by: Erica Bryant Updated:CHARLOTTE, N.C. —
This week, local veterans turned out for a Recruit Military job fair held at the Charlotte Motor Speedway.
Devin Parker works with his hands at Poteet Printing Systems now, but when he first left the Navy, things were tough.
“I was broke and unemployed,” he said.
He spent six months unemployed before landing at Poteet, a change he was grateful for.
“It allowed me and my wife to get married, buy a house, buy a new car and not have to worry as much because we know the job’s going to be here tomorrow,” he said.
Thousands of veterans still cannot find employment, so an effort called Recruit Military hosts job fairs that encourage companies to hire veterans.
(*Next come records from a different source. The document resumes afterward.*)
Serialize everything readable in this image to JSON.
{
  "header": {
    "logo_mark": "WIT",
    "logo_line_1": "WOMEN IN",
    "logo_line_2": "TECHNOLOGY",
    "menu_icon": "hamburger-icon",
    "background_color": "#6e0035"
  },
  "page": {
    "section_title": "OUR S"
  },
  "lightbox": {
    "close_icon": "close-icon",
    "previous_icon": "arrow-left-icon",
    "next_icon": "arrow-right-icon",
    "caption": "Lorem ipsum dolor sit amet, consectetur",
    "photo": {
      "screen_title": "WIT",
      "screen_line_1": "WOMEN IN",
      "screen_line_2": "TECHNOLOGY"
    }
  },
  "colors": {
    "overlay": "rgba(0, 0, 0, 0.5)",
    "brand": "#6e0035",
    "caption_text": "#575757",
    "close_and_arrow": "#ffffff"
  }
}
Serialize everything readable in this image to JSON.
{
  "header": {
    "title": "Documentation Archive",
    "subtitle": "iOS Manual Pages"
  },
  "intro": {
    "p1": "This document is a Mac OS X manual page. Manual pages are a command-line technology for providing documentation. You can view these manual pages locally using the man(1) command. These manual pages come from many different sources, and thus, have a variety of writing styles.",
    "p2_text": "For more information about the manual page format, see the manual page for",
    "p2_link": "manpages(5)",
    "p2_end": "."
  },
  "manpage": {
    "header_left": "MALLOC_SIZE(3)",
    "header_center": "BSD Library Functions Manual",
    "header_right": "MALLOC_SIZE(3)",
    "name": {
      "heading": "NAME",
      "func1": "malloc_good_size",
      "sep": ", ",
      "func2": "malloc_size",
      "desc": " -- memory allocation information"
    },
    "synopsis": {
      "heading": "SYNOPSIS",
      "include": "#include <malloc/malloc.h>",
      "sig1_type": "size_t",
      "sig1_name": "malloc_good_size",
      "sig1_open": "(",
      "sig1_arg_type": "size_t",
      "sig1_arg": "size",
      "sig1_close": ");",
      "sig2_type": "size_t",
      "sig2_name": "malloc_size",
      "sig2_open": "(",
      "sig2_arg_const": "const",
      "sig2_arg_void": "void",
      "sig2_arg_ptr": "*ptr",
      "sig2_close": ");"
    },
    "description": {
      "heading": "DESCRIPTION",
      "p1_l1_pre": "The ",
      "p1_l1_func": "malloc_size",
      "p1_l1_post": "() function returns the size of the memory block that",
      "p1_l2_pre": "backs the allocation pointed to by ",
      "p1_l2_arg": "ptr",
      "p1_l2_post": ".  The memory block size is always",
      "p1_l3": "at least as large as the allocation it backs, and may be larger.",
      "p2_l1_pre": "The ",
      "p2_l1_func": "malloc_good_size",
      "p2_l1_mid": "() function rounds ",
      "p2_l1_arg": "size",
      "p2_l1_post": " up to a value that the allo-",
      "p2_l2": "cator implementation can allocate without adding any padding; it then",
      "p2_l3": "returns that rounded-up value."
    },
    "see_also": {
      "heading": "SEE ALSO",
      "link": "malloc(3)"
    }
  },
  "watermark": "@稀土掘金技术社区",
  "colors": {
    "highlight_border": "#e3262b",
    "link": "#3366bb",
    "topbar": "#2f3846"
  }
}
It was at a similar event where business owner Roger Poteet connected with Parker.
“Thinking about the service they’ve done for America, I felt it was important for me to reach out and see if there was a fit,” Poteet said.
Poteet said businesses that don’t seek out veterans miss a huge opportunity.
“They understand discipline, processes, rules and procedures, and it makes it very easy for them to fit in,” he said.
Parker said veterans’ skills are unmatched.
“When I was 19, I was in charge of hydraulic systems on submarines,” he said. “Our training is accelerated compared to college.”
He said the things he learned in a year in the Navy would take other people eight or 10 years to learn in a college setting.
He hopes more veterans have the chance to transition from military experience to civilian life without struggling.
“Roger realizes we are hard workers. We can be given a task; we can be given a job and don’t complain. It just gets done,” Parker said.